E-Mail: peterlourie@gmavt.net



The Mystery of the
Uncovering the Lost City of Palenque

By Peter Lourie



The ancient Maya created one of the greatest civilizations of the New World. They built more than fifty powerful city-states during the Classic period, which lasted for six hundred years. Then, around A.D. 900, the Maya mysteriously abandoned their cities and temples. Even today scientists cannot fully explain their disappearance.

Peter Lourie, author of the acclaimed Lost Treasure of the Inca, now takes readers to the heart of the Mexican jungle to explore the secrets of the Maya ruins. In the ancient city of Palenque, he encounters moths as big as bats, monkeys that roar like lions, and a venomous snake whose bite is an almost certian death sentence. He meets archaeologists who have recently unearthed the throne of one of the last kings of Palenque, and he explores unexcavated ruins swallowed by jungle a thousand years ago.

Finally, readers come to understand that today's six million descendants of the ancient Maya might well hold the key to the history of their ancestors. The Mystery of the Maya explores one of the greatest mysteries of all time, and shows how the ancients still weave their spell upon the present.


A kid's opinion. That's what really matters., April 13, 2005
A Kid's Review from Amazon.com

The author came to my school and gave a book talk, and this book looked exciting so I bought it. It was what most books aren't: Educational AND exciting. That's what made it very enjoyable. The Mystery of the Maya: the Lost City of Palenque doesn't just tell you facts, the author is on an adventure and writes it sort of as if he is writing a journal along the way. It makes you feel like you're there. I definitely recommend this book to anyone who's hungry for fun!



     "Lourie, best known for his present-day treks into the past, is in southern Mexico this time, working with a team of archaeologists at the Mayan city of Palenque.
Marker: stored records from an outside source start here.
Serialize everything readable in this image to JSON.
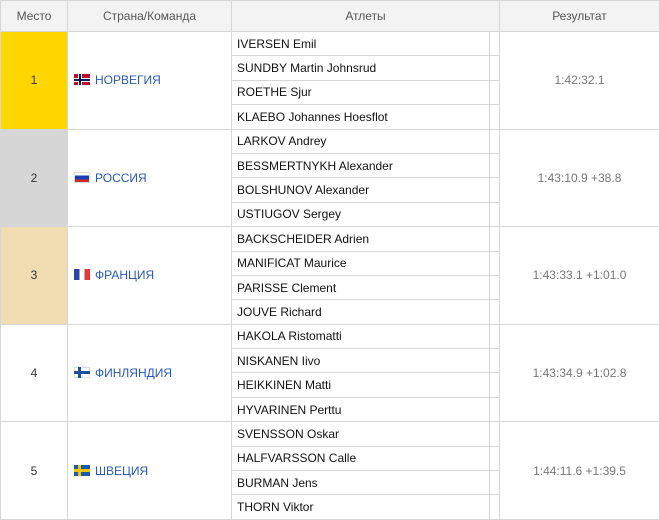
{
  "header": {
    "place": "Место",
    "country": "Страна/Команда",
    "athletes": "Атлеты",
    "result": "Результат"
  },
  "teams": [
    {
      "place": "1",
      "country": "НОРВЕГИЯ",
      "flag": "norway-flag",
      "medal_color": "#ffd600",
      "athletes": [
        "IVERSEN Emil",
        "SUNDBY Martin Johnsrud",
        "ROETHE Sjur",
        "KLAEBO Johannes Hoesflot"
      ],
      "result": "1:42:32.1"
    },
    {
      "place": "2",
      "country": "РОССИЯ",
      "flag": "russia-flag",
      "medal_color": "#d6d6d6",
      "athletes": [
        "LARKOV Andrey",
        "BESSMERTNYKH Alexander",
        "BOLSHUNOV Alexander",
        "USTIUGOV Sergey"
      ],
      "result": "1:43:10.9 +38.8"
    },
    {
      "place": "3",
      "country": "ФРАНЦИЯ",
      "flag": "france-flag",
      "medal_color": "#efdcb0",
      "athletes": [
        "BACKSCHEIDER Adrien",
        "MANIFICAT Maurice",
        "PARISSE Clement",
        "JOUVE Richard"
      ],
      "result": "1:43:33.1 +1:01.0"
    },
    {
      "place": "4",
      "country": "ФИНЛЯНДИЯ",
      "flag": "finland-flag",
      "athletes": [
        "HAKOLA Ristomatti",
        "NISKANEN Iivo",
        "HEIKKINEN Matti",
        "HYVARINEN Perttu"
      ],
      "result": "1:43:34.9 +1:02.8"
    },
    {
      "place": "5",
      "country": "ШВЕЦИЯ",
      "flag": "sweden-flag",
      "athletes": [
        "SVENSSON Oskar",
        "HALFVARSSON Calle",
        "BURMAN Jens",
        "THORN Viktor"
      ],
      "result": "1:44:11.6 +1:39.5"
    }
  ]
}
His zest for adventure comes through in his writing, whether he is detailing the work of the archaeologists, recounting the history of the Maya, or describing jungle sights and sounds. He captures the excitement of the dig through a satisfying blend of all of these elements along with many colorful photos of the ruins, landscape, and native people. As in Lourie's Lost Treasure of the Inca (1999), there is no dramatic climax, no discovery of a priceless artifact or epiphany about Mayan civilization. Instead, Lourie's experience at Palenque reflects the realistic pace of archaeology as it slowly, steadily uncovers the past and shapes our understanding of ancient history. The design is open, with clear type and photos on each page. Readers are sure to use this book as a jumping-off point for further exploration of Mayan culture. A glossary and a brief bibliography are included."
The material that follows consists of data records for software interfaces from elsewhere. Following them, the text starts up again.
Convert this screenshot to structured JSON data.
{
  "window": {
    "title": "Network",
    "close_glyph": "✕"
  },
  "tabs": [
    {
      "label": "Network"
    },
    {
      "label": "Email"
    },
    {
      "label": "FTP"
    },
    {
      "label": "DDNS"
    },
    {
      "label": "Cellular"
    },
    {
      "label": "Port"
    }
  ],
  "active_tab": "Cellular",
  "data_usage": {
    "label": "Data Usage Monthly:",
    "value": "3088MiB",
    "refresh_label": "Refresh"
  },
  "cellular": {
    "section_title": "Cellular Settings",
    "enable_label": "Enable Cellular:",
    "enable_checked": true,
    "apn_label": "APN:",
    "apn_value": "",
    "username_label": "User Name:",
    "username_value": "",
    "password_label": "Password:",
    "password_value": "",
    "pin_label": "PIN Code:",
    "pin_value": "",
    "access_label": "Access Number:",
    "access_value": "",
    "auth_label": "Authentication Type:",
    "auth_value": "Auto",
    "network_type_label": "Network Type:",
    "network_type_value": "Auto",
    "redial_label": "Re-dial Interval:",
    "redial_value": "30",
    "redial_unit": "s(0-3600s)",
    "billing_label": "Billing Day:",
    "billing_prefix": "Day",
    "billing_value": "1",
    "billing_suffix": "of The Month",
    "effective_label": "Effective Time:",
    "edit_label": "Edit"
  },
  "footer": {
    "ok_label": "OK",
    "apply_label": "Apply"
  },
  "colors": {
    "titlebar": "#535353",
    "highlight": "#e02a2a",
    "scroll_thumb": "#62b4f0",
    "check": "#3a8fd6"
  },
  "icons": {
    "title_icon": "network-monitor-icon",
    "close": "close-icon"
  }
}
Booklist, September 15, 2001


     "The beauty of the scenery, the mysteries of the Maya, and the dangers of the jungle combine to make this a fascinating story of discovery. Lourie's (On the Trail of Sacagawea, not reviewed, etc.) visit to Palenque, an ancient Maya city in Mexico near the Guatemalan border, is described in informative and episodic text and wonderful photographs. Not only does he detail the work of the excavators and the mapping crew, but he also tells of the archaeological history of Palenque, relates some of the history and beliefs of the Maya people, journeys to a nearby village of modern Maya people, and relates his conversations with Moises, a native with a profound spiritual connection with the Maya. No book about the Maya would be complete without mentioning the flora and fauna of the jungle. From scorpions and a pet coatimundi to the howler monkeys and fer-de-lance snakes, the animals of the forest surrounded the archaeologists every day. Fighting the jungle plants is a major battle--the site is literally hidden in vegetation, much of which has destroyed the Maya buildings. The text is broken into small pieces and engages the reader in the adventure that is archaeology. (glossary, index, author's note, suggested reading)" -

Kirkus Reviews, September 1, 2001



Pennsylvania School Librarian Association - 2002